# Task brief:
No image is to be carried over; reproduce the rest of the listing word for word.

# Data for processing:
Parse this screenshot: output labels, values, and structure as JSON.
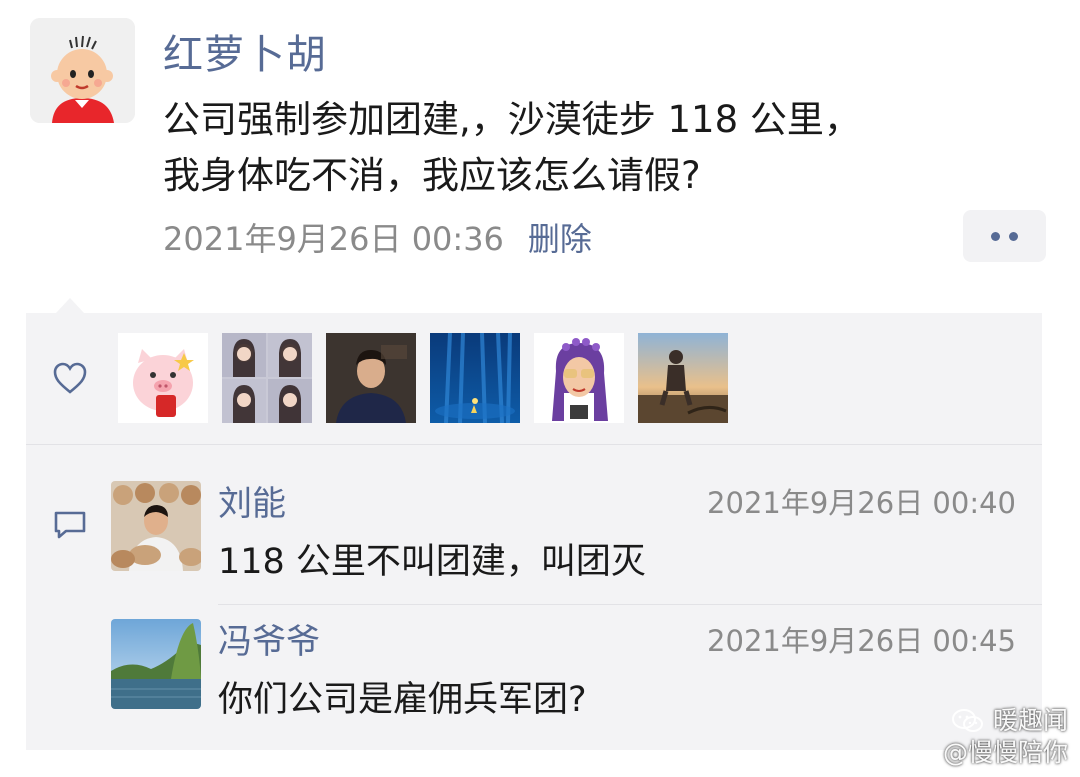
{
  "post": {
    "author": "红萝卜胡",
    "text_line1": "公司强制参加团建,，沙漠徒步 118 公里，",
    "text_line2": "我身体吃不消，我应该怎么请假?",
    "timestamp": "2021年9月26日 00:36",
    "delete_label": "删除"
  },
  "likes": {
    "icon": "heart-icon",
    "avatars": [
      "pig-avatar",
      "girls-grid-avatar",
      "man-portrait-avatar",
      "blue-forest-avatar",
      "cartoon-woman-avatar",
      "sunset-person-avatar"
    ]
  },
  "comments": [
    {
      "name": "刘能",
      "time": "2021年9月26日 00:40",
      "text": "118 公里不叫团建，叫团灭"
    },
    {
      "name": "冯爷爷",
      "time": "2021年9月26日 00:45",
      "text": "你们公司是雇佣兵军团?"
    }
  ],
  "watermark": {
    "line1": "暖趣闻",
    "line2": "@慢慢陪你"
  },
  "colors": {
    "link": "#576b95",
    "panel": "#f3f3f5",
    "text": "#1a1a1a",
    "meta": "#8a8a8a"
  }
}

# Completed exercise:
Parse this screenshot: output labels, values, and structure as JSON.
{
  "post": {
    "author": "红萝卜胡",
    "text_line1": "公司强制参加团建,，沙漠徒步 118 公里，",
    "text_line2": "我身体吃不消，我应该怎么请假?",
    "timestamp": "2021年9月26日 00:36",
    "delete_label": "删除"
  },
  "likes": {
    "icon": "heart-icon",
    "avatars": [
      "pig-avatar",
      "girls-grid-avatar",
      "man-portrait-avatar",
      "blue-forest-avatar",
      "cartoon-woman-avatar",
      "sunset-person-avatar"
    ]
  },
  "comments": [
    {
      "name": "刘能",
      "time": "2021年9月26日 00:40",
      "text": "118 公里不叫团建，叫团灭"
    },
    {
      "name": "冯爷爷",
      "time": "2021年9月26日 00:45",
      "text": "你们公司是雇佣兵军团?"
    }
  ],
  "watermark": {
    "line1": "暖趣闻",
    "line2": "@慢慢陪你"
  },
  "colors": {
    "link": "#576b95",
    "panel": "#f3f3f5",
    "text": "#1a1a1a",
    "meta": "#8a8a8a"
  }
}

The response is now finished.